Record set:
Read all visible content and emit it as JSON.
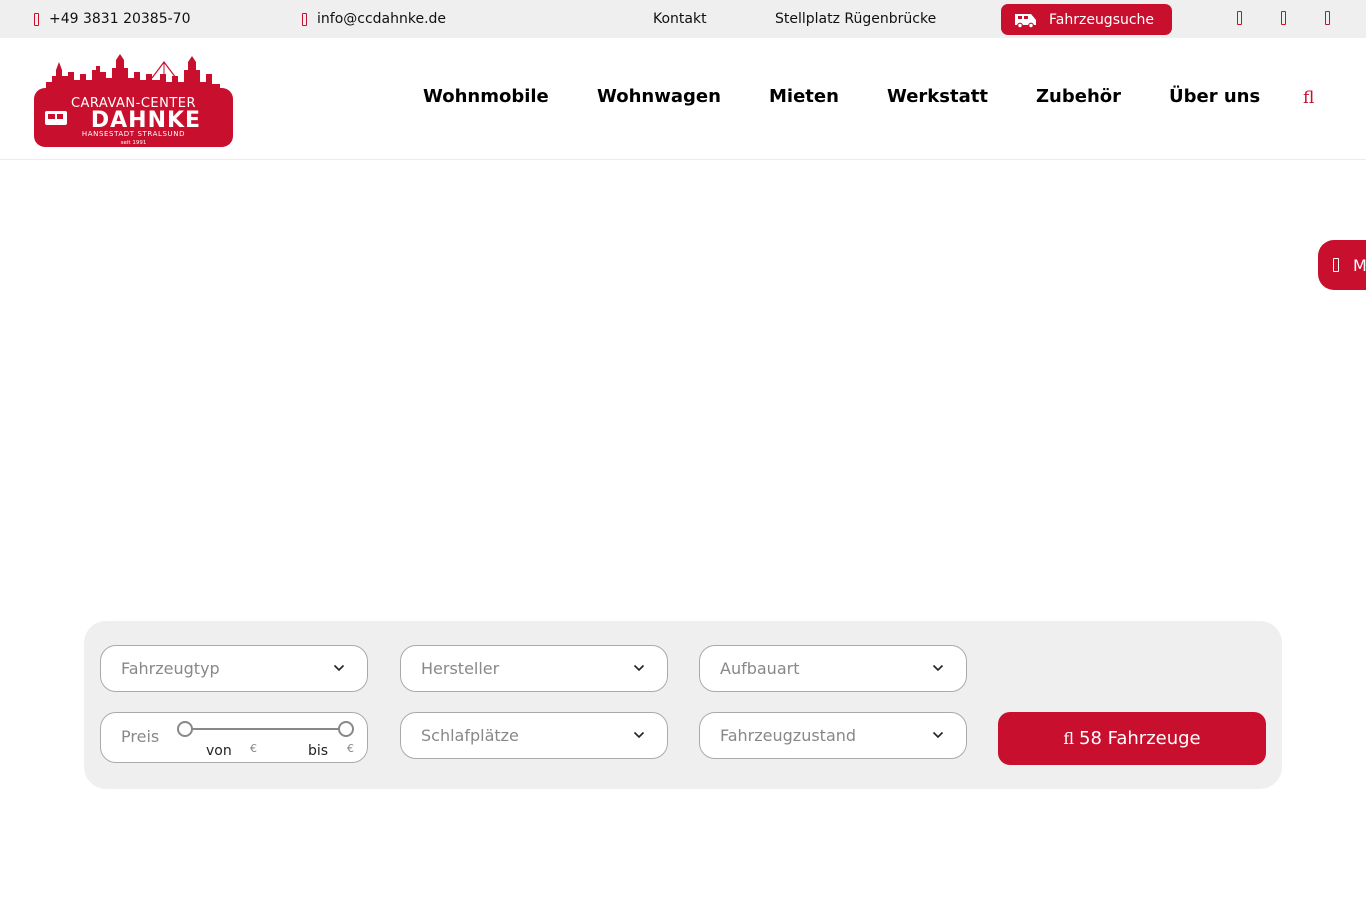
{
  "topbar": {
    "phone": "+49 3831 20385-70",
    "email": "info@ccdahnke.de",
    "links": [
      "Kontakt",
      "Stellplatz Rügenbrücke"
    ],
    "vehicle_search_label": "Fahrzeugsuche",
    "social_icons": [
      "facebook-icon",
      "instagram-icon",
      "youtube-icon"
    ]
  },
  "logo": {
    "line1": "CARAVAN-CENTER",
    "line2": "DAHNKE",
    "line3": "HANSESTADT STRALSUND",
    "line4": "seit 1991"
  },
  "nav": {
    "items": [
      "Wohnmobile",
      "Wohnwagen",
      "Mieten",
      "Werkstatt",
      "Zubehör",
      "Über uns"
    ],
    "search_icon": "search-icon"
  },
  "side_tab": {
    "label": "M"
  },
  "search_panel": {
    "vehicle_type": "Fahrzeugtyp",
    "manufacturer": "Hersteller",
    "body_type": "Aufbauart",
    "sleeping_places": "Schlafplätze",
    "condition": "Fahrzeugzustand",
    "price": {
      "label": "Preis",
      "from_label": "von",
      "to_label": "bis",
      "currency": "€"
    },
    "submit_label": "58 Fahrzeuge",
    "submit_icon_glyph": "fl"
  },
  "colors": {
    "brand_red": "#c8102e",
    "topbar_bg": "#efefef",
    "panel_bg": "#efefef"
  }
}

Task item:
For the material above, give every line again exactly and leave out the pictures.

Result of the task:
Read all visible content and emit it as JSON.
{
  "topbar": {
    "phone": "+49 3831 20385-70",
    "email": "info@ccdahnke.de",
    "links": [
      "Kontakt",
      "Stellplatz Rügenbrücke"
    ],
    "vehicle_search_label": "Fahrzeugsuche",
    "social_icons": [
      "facebook-icon",
      "instagram-icon",
      "youtube-icon"
    ]
  },
  "logo": {
    "line1": "CARAVAN-CENTER",
    "line2": "DAHNKE",
    "line3": "HANSESTADT STRALSUND",
    "line4": "seit 1991"
  },
  "nav": {
    "items": [
      "Wohnmobile",
      "Wohnwagen",
      "Mieten",
      "Werkstatt",
      "Zubehör",
      "Über uns"
    ],
    "search_icon": "search-icon"
  },
  "side_tab": {
    "label": "M"
  },
  "search_panel": {
    "vehicle_type": "Fahrzeugtyp",
    "manufacturer": "Hersteller",
    "body_type": "Aufbauart",
    "sleeping_places": "Schlafplätze",
    "condition": "Fahrzeugzustand",
    "price": {
      "label": "Preis",
      "from_label": "von",
      "to_label": "bis",
      "currency": "€"
    },
    "submit_label": "58 Fahrzeuge",
    "submit_icon_glyph": "fl"
  },
  "colors": {
    "brand_red": "#c8102e",
    "topbar_bg": "#efefef",
    "panel_bg": "#efefef"
  }
}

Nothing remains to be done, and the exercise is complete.